A woman with three young children got a divorce from her first husband. Over time, she found a nice man who was great with her kids. A few years later, the oldest daughter told her mom that her stepdad had been taking naked pictures of her since the beginning.
This tragic true story happened in sleepy, small-town USA. The judicial system there failed to fully punish the man and set up future protection for the children. Thankfully, the mother was able to remove her family from the dangerous household before the perv progressed with his evil plan.
More close to home, actually in my own apartment complex, a kid was approached by a man driving a white van. The perv tried to lure him closer by using puppies. The smart kid ran away and told an adult. The cops came, set up undercover agents, but the bad guy was never caught.
We found out about this from the evening news. We didn’t receive one call, email or door-hanger from apartment management alerting us to these abduction attempts.
Although these two real-life examples end with the kids escaping further harm, heartbreaking stories about child sexual abuse are easily found in the news and online.
Most recently, the Sandusky trial has many people writing about institutional failure, Penn State’s leadership denial and a “corporate” cover-up to protect a beloved football program. These factors granted Sandusky continued access leading to continued abuse and more shattered lives.
One of the key characters in this saga was silence. Silence is the Petri dish that perverted predator scum thrive in. You see, sexual predators need silence because it gives them the secret environment they need for their secret evil.

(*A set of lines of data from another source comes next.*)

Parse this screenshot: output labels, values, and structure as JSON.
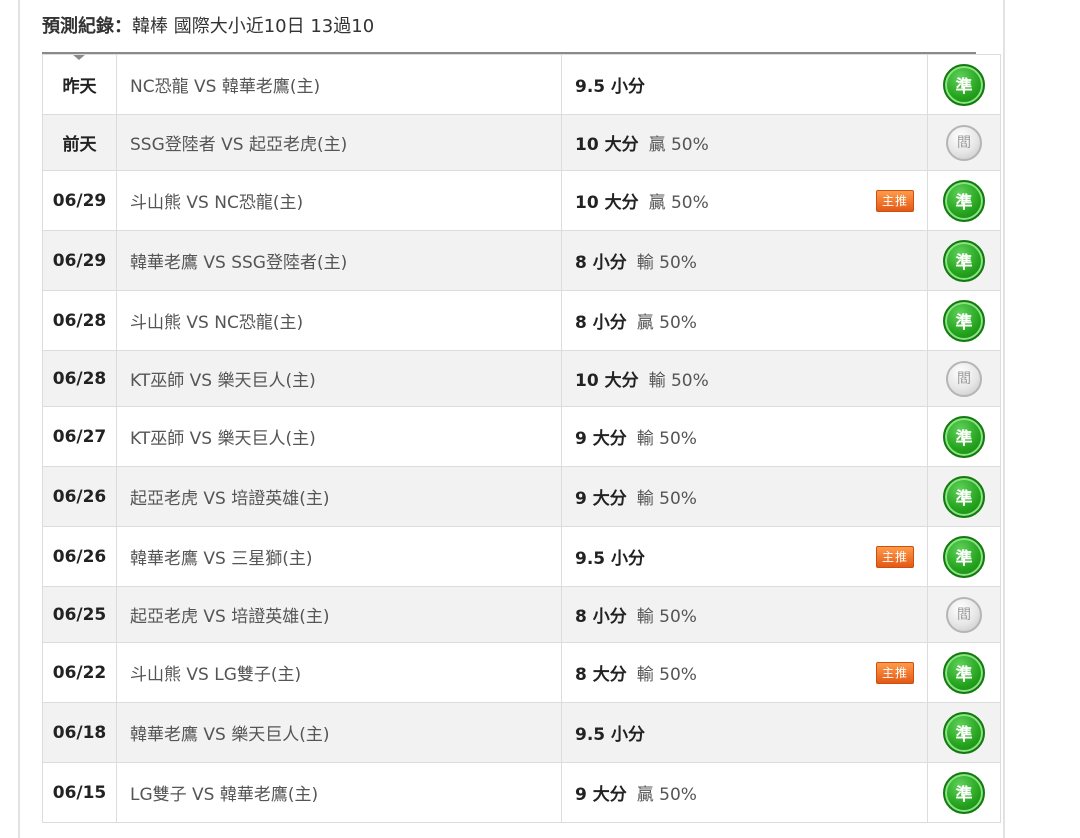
{
  "header": {
    "label": "預測紀錄：",
    "summary": "韓棒 國際大小近10日 13過10"
  },
  "records": [
    {
      "date": "昨天",
      "match": "NC恐龍 VS 韓華老鷹(主)",
      "pick": "9.5 小分",
      "odds": "",
      "hot": "",
      "result": "準",
      "result_type": "win"
    },
    {
      "date": "前天",
      "match": "SSG登陸者 VS 起亞老虎(主)",
      "pick": "10 大分",
      "odds": "贏 50%",
      "hot": "",
      "result": "閻",
      "result_type": "draw"
    },
    {
      "date": "06/29",
      "match": "斗山熊 VS NC恐龍(主)",
      "pick": "10 大分",
      "odds": "贏 50%",
      "hot": "主推",
      "result": "準",
      "result_type": "win"
    },
    {
      "date": "06/29",
      "match": "韓華老鷹 VS SSG登陸者(主)",
      "pick": "8 小分",
      "odds": "輸 50%",
      "hot": "",
      "result": "準",
      "result_type": "win"
    },
    {
      "date": "06/28",
      "match": "斗山熊 VS NC恐龍(主)",
      "pick": "8 小分",
      "odds": "贏 50%",
      "hot": "",
      "result": "準",
      "result_type": "win"
    },
    {
      "date": "06/28",
      "match": "KT巫師 VS 樂天巨人(主)",
      "pick": "10 大分",
      "odds": "輸 50%",
      "hot": "",
      "result": "閻",
      "result_type": "draw"
    },
    {
      "date": "06/27",
      "match": "KT巫師 VS 樂天巨人(主)",
      "pick": "9 大分",
      "odds": "輸 50%",
      "hot": "",
      "result": "準",
      "result_type": "win"
    },
    {
      "date": "06/26",
      "match": "起亞老虎 VS 培證英雄(主)",
      "pick": "9 大分",
      "odds": "輸 50%",
      "hot": "",
      "result": "準",
      "result_type": "win"
    },
    {
      "date": "06/26",
      "match": "韓華老鷹 VS 三星獅(主)",
      "pick": "9.5 小分",
      "odds": "",
      "hot": "主推",
      "result": "準",
      "result_type": "win"
    },
    {
      "date": "06/25",
      "match": "起亞老虎 VS 培證英雄(主)",
      "pick": "8 小分",
      "odds": "輸 50%",
      "hot": "",
      "result": "閻",
      "result_type": "draw"
    },
    {
      "date": "06/22",
      "match": "斗山熊 VS LG雙子(主)",
      "pick": "8 大分",
      "odds": "輸 50%",
      "hot": "主推",
      "result": "準",
      "result_type": "win"
    },
    {
      "date": "06/18",
      "match": "韓華老鷹 VS 樂天巨人(主)",
      "pick": "9.5 小分",
      "odds": "",
      "hot": "",
      "result": "準",
      "result_type": "win"
    },
    {
      "date": "06/15",
      "match": "LG雙子 VS 韓華老鷹(主)",
      "pick": "9 大分",
      "odds": "贏 50%",
      "hot": "",
      "result": "準",
      "result_type": "win"
    }
  ],
  "colors": {
    "win_badge": "#26a51f",
    "draw_badge": "#c4c4c4",
    "hot_tag": "#e35a16",
    "alt_row": "#f2f2f2"
  }
}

(The secret silence at Penn State leaves us all wondering…if only the janitors or Joe Paterno would’ve called the cops instead of protecting the pigskin or their paychecks.)
A trend I see in child sex abuse cases is that perpetrators are chameleons. They can be successful businessmen, church leaders, camp counselors, teachers, neighbors and family. In fact, more than 90% of juvenile sexual abuse victims know their perpetrator in some way. (Sources here and here).
Michael Reagan, in this news interview, talked about his abuser…
My parents were divorced, and I lived with my mom, actress Jane Wyman. After school, I attended a day camp program run by a man named Don Havlik. Like most molesters, Don had a natural rapport with kids and parents. He used his charm to steal what he wanted—the innocence of children.
As a dad of two young daughters – 3-years-old and 5 months — and an uncle to many wonderful kids, this means I need to remain vigilant and continue learning about ways to protect my children. I want to do what I can on the preventative side to create a safe environment and reduce the likelihood of abuse of those I dearly love.
One of those things I can do is to simply be present. Many of children being targeted by predators come from homes where the child’s father is absent. (I’ll be writing more about the power of presence later.)
The second thing I can do is learn. “Learning to lead” is the name of this blog for a reason. Parenting isn’t a passive activity, and protecting your children shouldn’t be a reactive response either. Get out in front of potential issues by increasing your understanding about life.
Today is a great day to start. Here are a few places to help you along…
- RAINN (Rape, Abuse & Incest National Network) is the nation’s largest anti-sexual violence organization. Here’s what they say you can do to protect your children.
- A few clues as to what to look for in potential abusers here.
- Everyday actions to keep kids safe.
- State-by-state breakdown on child abuse statistics.